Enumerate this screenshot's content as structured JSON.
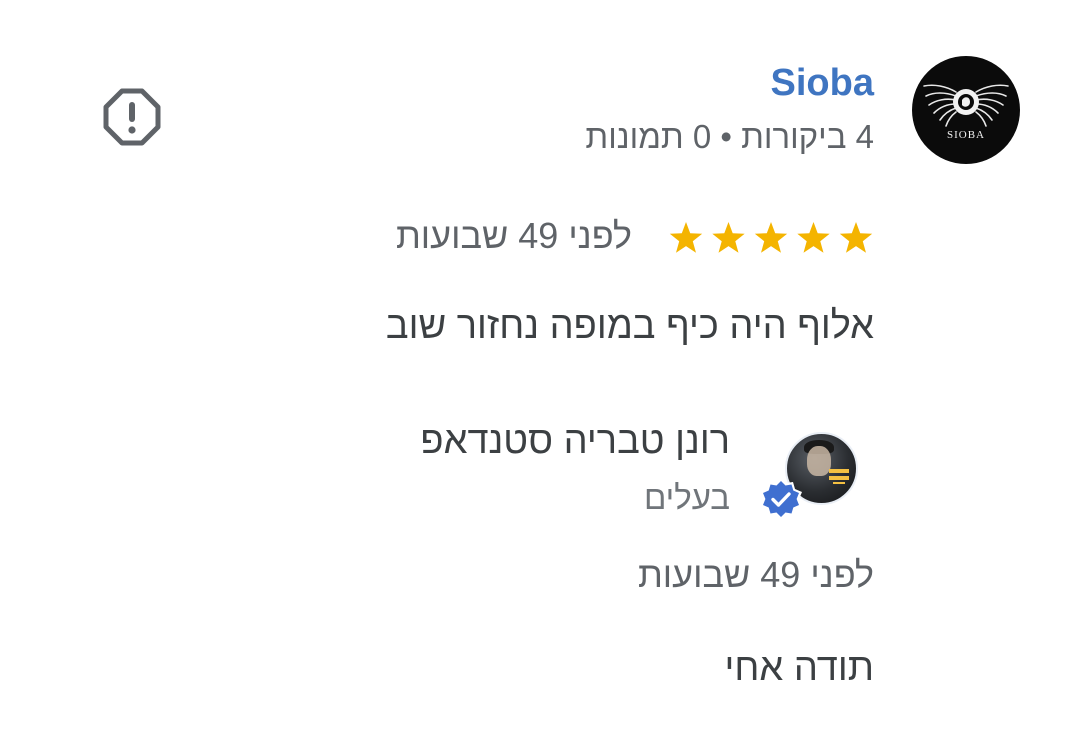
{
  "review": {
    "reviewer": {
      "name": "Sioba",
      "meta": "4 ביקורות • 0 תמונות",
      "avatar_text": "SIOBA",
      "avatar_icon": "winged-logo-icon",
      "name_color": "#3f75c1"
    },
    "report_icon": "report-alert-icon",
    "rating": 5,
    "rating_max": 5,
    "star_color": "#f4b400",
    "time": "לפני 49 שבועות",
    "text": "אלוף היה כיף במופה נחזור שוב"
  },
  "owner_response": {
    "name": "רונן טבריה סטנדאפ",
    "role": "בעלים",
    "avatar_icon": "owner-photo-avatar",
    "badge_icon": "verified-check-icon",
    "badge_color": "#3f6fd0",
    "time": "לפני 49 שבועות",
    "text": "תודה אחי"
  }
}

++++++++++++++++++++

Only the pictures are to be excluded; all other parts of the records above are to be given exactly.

Enumerate this screenshot's content as structured JSON.
{
  "review": {
    "reviewer": {
      "name": "Sioba",
      "meta": "4 ביקורות • 0 תמונות",
      "avatar_text": "SIOBA",
      "avatar_icon": "winged-logo-icon",
      "name_color": "#3f75c1"
    },
    "report_icon": "report-alert-icon",
    "rating": 5,
    "rating_max": 5,
    "star_color": "#f4b400",
    "time": "לפני 49 שבועות",
    "text": "אלוף היה כיף במופה נחזור שוב"
  },
  "owner_response": {
    "name": "רונן טבריה סטנדאפ",
    "role": "בעלים",
    "avatar_icon": "owner-photo-avatar",
    "badge_icon": "verified-check-icon",
    "badge_color": "#3f6fd0",
    "time": "לפני 49 שבועות",
    "text": "תודה אחי"
  }
}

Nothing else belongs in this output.